The UK’s market regulator is paying close attention to the chaos in crypto markets after the implosion of Terra, one of the biggest experiments in decentralised finance.
The recent market instability in stablecoins “will absolutely need to be taken into account” when the watchdog starts working with the Treasury to develop and implement new rules for crypto assets later this year, said Sarah Pritchard, executive director for markets at the Financial Conduct Authority.
“Innovation lasts if it works well, and clearly, we’ve seen the consequences and some of the issues that can arise,” Pritchard, who oversees the FCA’s work on crypto, said in an interview on Wednesday. Nearly 70% of adults that are 40 or younger who bought crypto had incorrectly assumed that digital assets were regulated, she said, citing an Opinium survey published by the FCA in October.
Pritchard’s comments come in the wake of the collapse of TerraUSD, a stablecoin which used algorithms and swaps with its sister token Luna to maintain its peg to the US dollar, rather than a reserve of dollar-equivalent assets.

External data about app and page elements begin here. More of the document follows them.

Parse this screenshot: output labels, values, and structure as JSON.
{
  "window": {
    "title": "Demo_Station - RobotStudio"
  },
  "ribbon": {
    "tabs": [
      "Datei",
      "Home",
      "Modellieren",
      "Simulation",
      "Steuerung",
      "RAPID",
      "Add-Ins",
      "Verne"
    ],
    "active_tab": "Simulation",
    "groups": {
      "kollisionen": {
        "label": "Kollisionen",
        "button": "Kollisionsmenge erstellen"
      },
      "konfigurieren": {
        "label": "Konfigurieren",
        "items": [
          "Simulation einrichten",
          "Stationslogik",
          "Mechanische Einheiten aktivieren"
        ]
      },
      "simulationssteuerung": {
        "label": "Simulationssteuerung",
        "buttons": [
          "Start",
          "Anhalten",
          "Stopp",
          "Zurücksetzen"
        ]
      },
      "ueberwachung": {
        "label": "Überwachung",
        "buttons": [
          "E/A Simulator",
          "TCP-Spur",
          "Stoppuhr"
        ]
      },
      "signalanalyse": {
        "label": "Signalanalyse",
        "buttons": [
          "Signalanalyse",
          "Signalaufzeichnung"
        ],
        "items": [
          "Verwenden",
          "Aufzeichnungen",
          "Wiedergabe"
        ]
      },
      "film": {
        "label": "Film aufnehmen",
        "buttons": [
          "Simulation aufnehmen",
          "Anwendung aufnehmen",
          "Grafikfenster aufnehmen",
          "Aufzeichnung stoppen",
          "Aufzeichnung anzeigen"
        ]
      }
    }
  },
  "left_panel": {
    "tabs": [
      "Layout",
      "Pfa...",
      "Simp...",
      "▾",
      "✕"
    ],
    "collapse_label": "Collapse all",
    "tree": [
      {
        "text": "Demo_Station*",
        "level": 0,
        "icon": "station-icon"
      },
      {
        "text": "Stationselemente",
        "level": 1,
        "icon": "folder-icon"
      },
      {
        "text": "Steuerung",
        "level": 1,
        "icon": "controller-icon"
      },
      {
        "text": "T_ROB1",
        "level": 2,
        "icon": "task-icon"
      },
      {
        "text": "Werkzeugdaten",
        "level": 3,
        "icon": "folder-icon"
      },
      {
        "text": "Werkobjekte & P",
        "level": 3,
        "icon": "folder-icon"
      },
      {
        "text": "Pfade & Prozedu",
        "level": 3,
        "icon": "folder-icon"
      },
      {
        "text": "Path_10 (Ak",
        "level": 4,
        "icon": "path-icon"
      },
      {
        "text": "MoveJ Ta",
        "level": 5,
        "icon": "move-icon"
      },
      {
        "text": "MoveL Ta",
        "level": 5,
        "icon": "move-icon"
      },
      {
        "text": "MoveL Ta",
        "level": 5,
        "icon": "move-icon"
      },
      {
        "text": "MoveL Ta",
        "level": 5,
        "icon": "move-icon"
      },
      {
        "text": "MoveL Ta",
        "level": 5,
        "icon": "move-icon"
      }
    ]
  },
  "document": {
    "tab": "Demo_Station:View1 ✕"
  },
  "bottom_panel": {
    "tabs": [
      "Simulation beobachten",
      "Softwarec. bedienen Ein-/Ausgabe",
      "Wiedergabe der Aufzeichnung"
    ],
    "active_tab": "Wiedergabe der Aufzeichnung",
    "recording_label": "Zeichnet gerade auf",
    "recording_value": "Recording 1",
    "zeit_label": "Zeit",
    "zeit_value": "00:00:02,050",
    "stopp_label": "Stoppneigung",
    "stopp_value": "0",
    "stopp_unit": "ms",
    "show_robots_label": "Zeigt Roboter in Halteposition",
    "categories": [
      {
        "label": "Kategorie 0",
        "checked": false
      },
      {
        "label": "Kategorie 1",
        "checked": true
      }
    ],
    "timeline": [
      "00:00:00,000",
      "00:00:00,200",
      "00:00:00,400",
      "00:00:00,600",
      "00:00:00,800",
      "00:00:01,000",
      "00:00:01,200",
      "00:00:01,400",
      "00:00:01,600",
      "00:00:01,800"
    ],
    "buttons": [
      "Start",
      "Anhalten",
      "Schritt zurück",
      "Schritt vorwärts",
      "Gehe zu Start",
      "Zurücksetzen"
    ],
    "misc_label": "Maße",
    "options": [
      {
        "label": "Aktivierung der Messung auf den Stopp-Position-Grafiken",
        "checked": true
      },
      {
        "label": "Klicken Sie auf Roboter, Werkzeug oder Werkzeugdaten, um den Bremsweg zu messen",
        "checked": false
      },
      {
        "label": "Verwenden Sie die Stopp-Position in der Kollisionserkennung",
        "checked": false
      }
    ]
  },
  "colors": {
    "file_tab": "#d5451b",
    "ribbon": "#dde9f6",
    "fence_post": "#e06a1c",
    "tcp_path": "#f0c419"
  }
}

The two tokens had a combined market value of more than $40 billion before the wipeout, which also knocked around $380 billion off the wider crypto sector.
Stablecoins are an essential part of the crypto ecosystem, used by traders as a means of retaining a flat value without needing to convert tokens back into fiat currency. Investors can turn to them as a safe haven for their portfolio during periods of volatility, or simply as a means of digital payment.
“It really shows at front of mind the really significant issues that exist here, both in terms of a well-functioning market and obviously consumer protection,” Pritchard said. “In the last week where we saw significant price movements, it brings that into the fore and it shows the importance of making sure that people understand that that is a risk of where they put their money.”
The Treasury said in April that it intends to amend existing legislation for electronic money and payments firms to include stablecoin issuance and the provision of wallets as well as custody services. Firms that dabble in stablecoin activities might require supervision by the Bank of England as well as authorisation by the FCA if their services are used by a large number of consumers, due to the systemic risks they might pose.
So far, the FCA has largely been limited to ensuring that crypto companies meet its standards on anti-money laundering rules. An effort to bring the industry up to scratch saw only 34 of more than 100 applicants meet the bar. The UK watchdog is set to gain new powers from the Treasury to handle cryptoasset regulation later this year, with further details to be announced in the upcoming Financial Services and Markets Bill.
The regulator held its CryptoSprint event earlier this month to act as a listening exercise in advance of those changes. The two-day event was attended by around 100 participants including the regulator’s CEO Nikhil Rathi and senior staff, FCA-registered crypto firms, industry bodies, investment banks and firms from across professional services. The session was “significantly oversubscribed,” Pritchard said, with more than 640 applicants.
Topics that were discussed during the event included whether the FCA should create a bespoke regulatory regime for crypto and its ability to enforce rules across geographical borders, according to two attendees who were not authorized to speak publicly about the event. Participants were particularly concerned about the pace of releasing new regulation and the custody of crypto assets, they said. They were also worried about the current environment of crypto exchanges acting as the de facto guardian for riskier areas such as decentralized finance when determining which tokens are suitable for listings.
A spokesperson with the FCA declined to comment on the discussions but said the event was “hugely positive,” with two virtual sprints to follow in early June.